At all events no critic has attempted to regard the great trialscene as a later interpolation, and this scene may therefore be taken to be an integral part of Shakespeare's work; it is a companion picture to the trial in The Winter's Tale; Hermione and Katharine are twin-sisters, "queens of earthly queens"; § and

* A state lottery was set up expressly for the establishment of English Colonies in Virginia in 1612.

+ Vide Essays on Shakespeare by Professor Karl Else (translated by L. Dora Schmitz); cp. German Shakespeare, Jahrbuch, 1874. Collier held a similar theory, which numbers many advocates among the old Shakespearians-e.g. Theobald, Johnson, Steevens, Malone, &c.
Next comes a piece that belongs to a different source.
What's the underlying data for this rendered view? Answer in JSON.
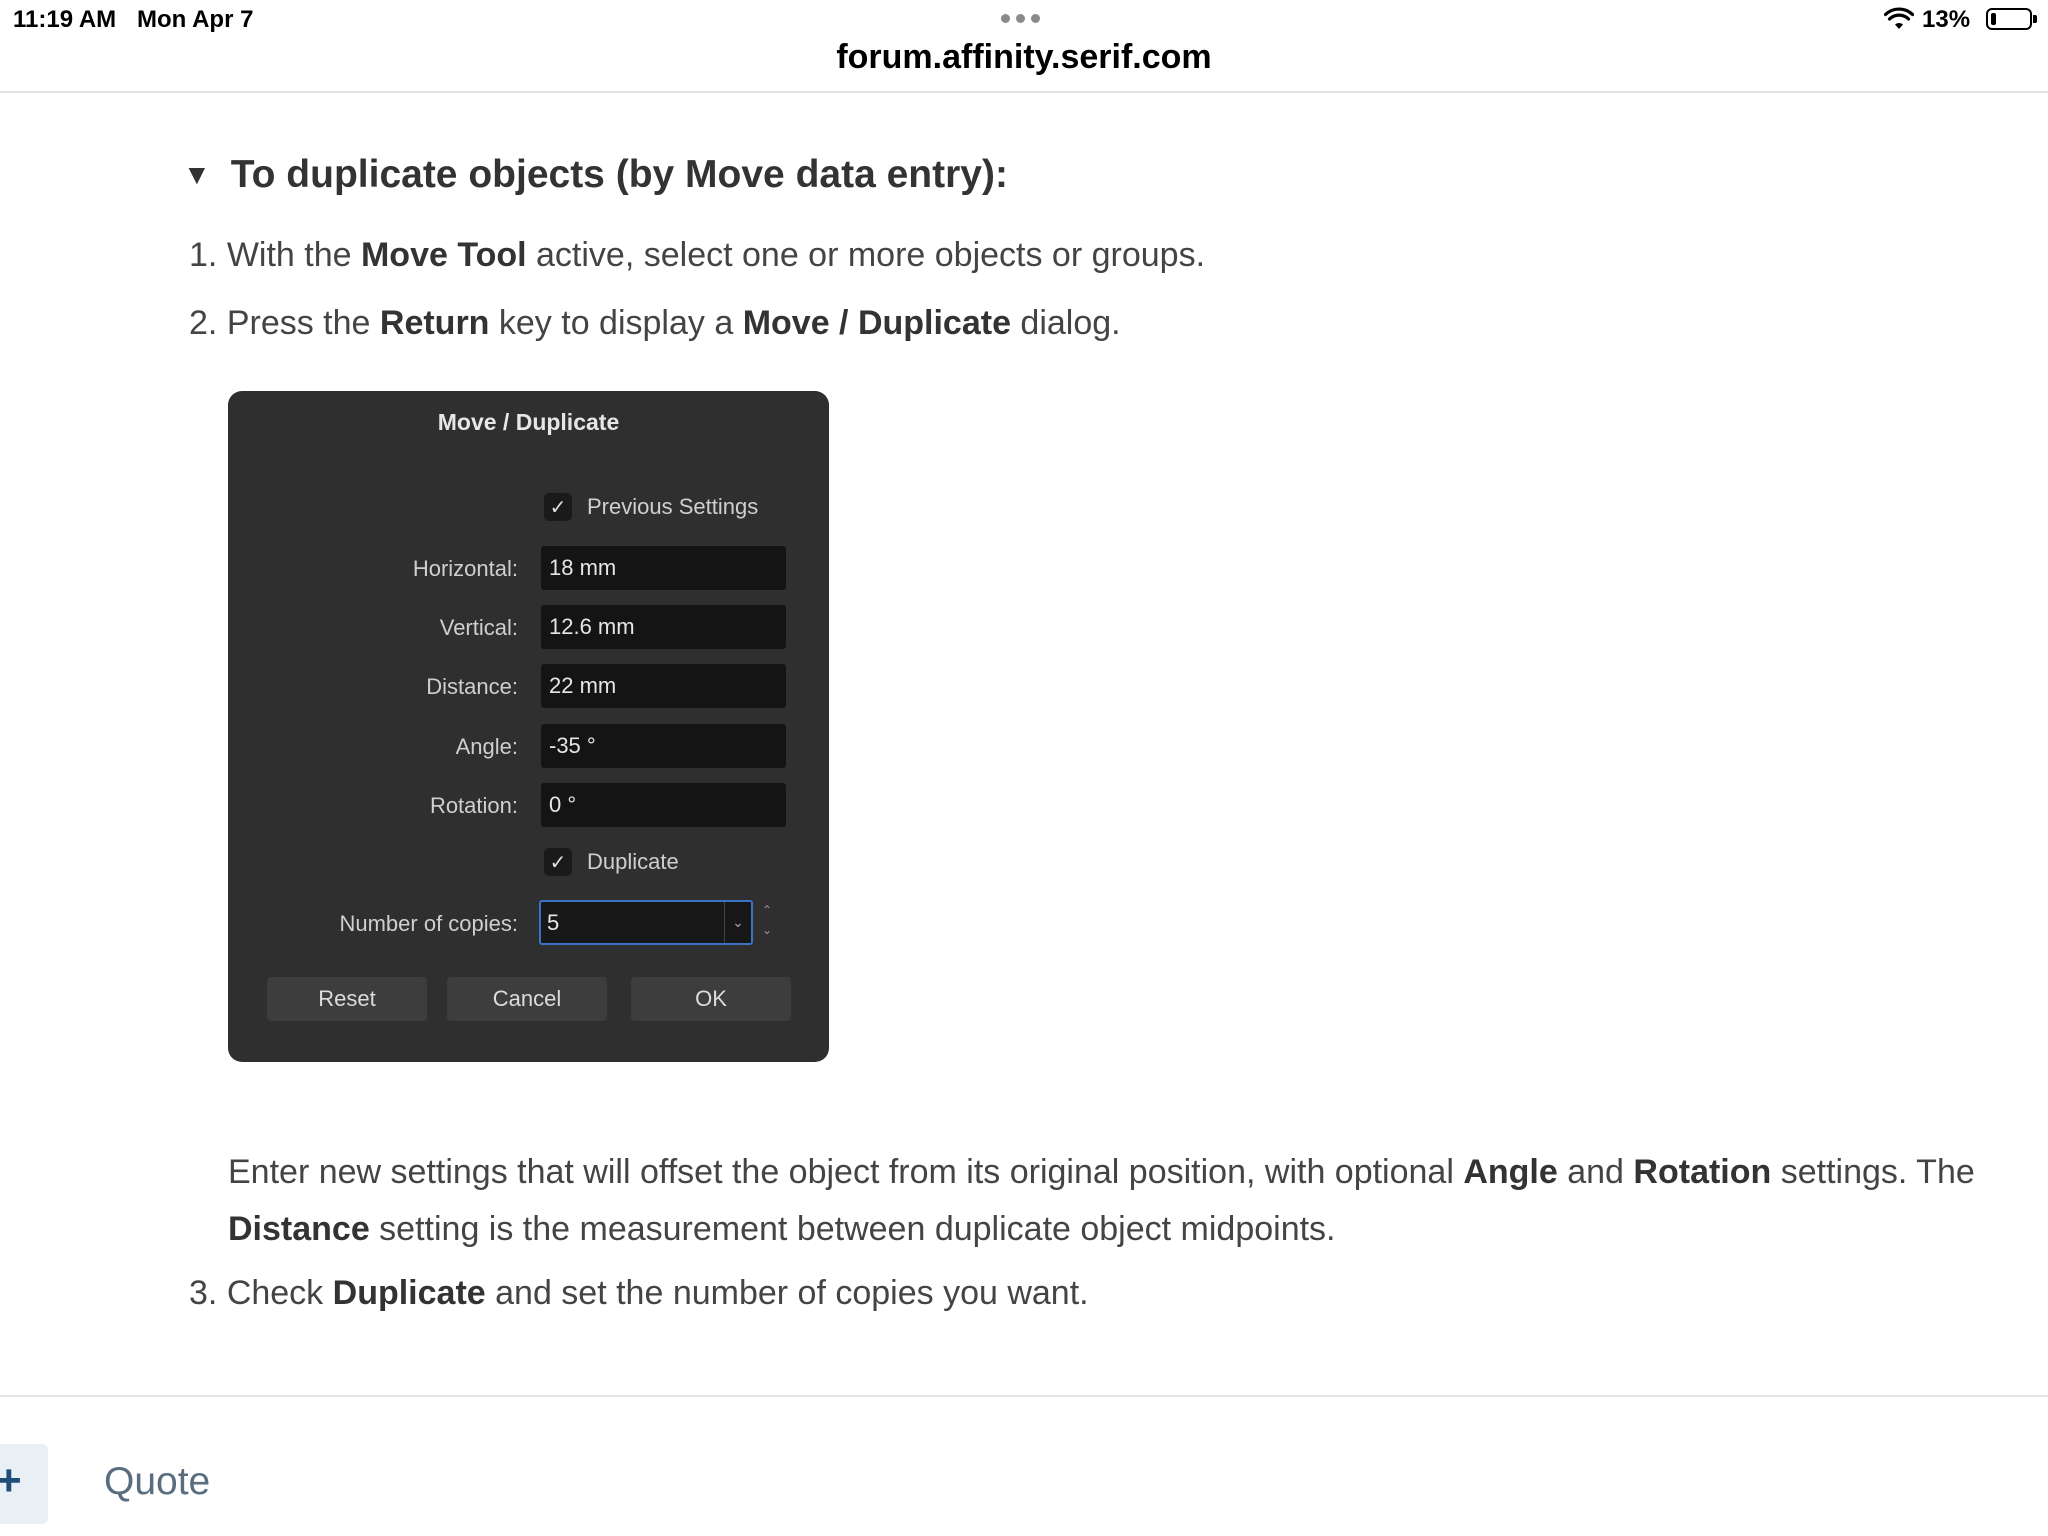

New Illustrations to Shakespeare, II. 101.

§ v. Mrs Jameson's comparative study of the two characters, and her enthusiastic appreciation of Katharine as "the triumph of Shakespeare's genius and his wisdom."

indeed the general characteristics, metrical and otherwise, of this and other typically Shakespearian scenes, give a well-grounded impression that the two plays belong to the same late period, and that we probably have in Henry VIII. 'the last heir' of the poet's invention. "The opening of the play," wrote James Spedding, recording the effect produced by a careful reading of the whole, “seemed to have the full stamp of Shakespeare, in his latest manner: the same close-packed expression; the same life, and reality, and freshness; the same rapid and abrupt turnings of thought, so quick that language can hardly follow fast enough; the same impatient activity of intellect and fancy, which having once disclosed an idea cannot wait to work it orderly out; the same daring confidence in the resources of language, which plunges headlong into a sentence without knowing how it is to come forth; the same careless metre which disdains to produce its harmonious effects by the ordinary devices, yet is evidently subject to a master of harmony; the same entire freedom from booklanguage and common-place; all the qualities, in short, which distinguish the magical hand which has never yet been successfully imitated.”* But the magical touch is not found throughout the play.

The Authorship of the Play. As early as 1758, in Edward's Canons of Criticism (sixth edition), Roderick called attention to the following peculiarities in the versification of Henry VIII.:—(i.) the frequent occurrence of a redundant syllable at the end of line; (ii.) the remarkable character of the cæsuræ, or

* "Who wrote Shakespeare's Henry VIII ?” (Gentleman's Magazine, 1850); "New Shakespeare Society's Papers,” 1874.

« ÎnapoiContinuă »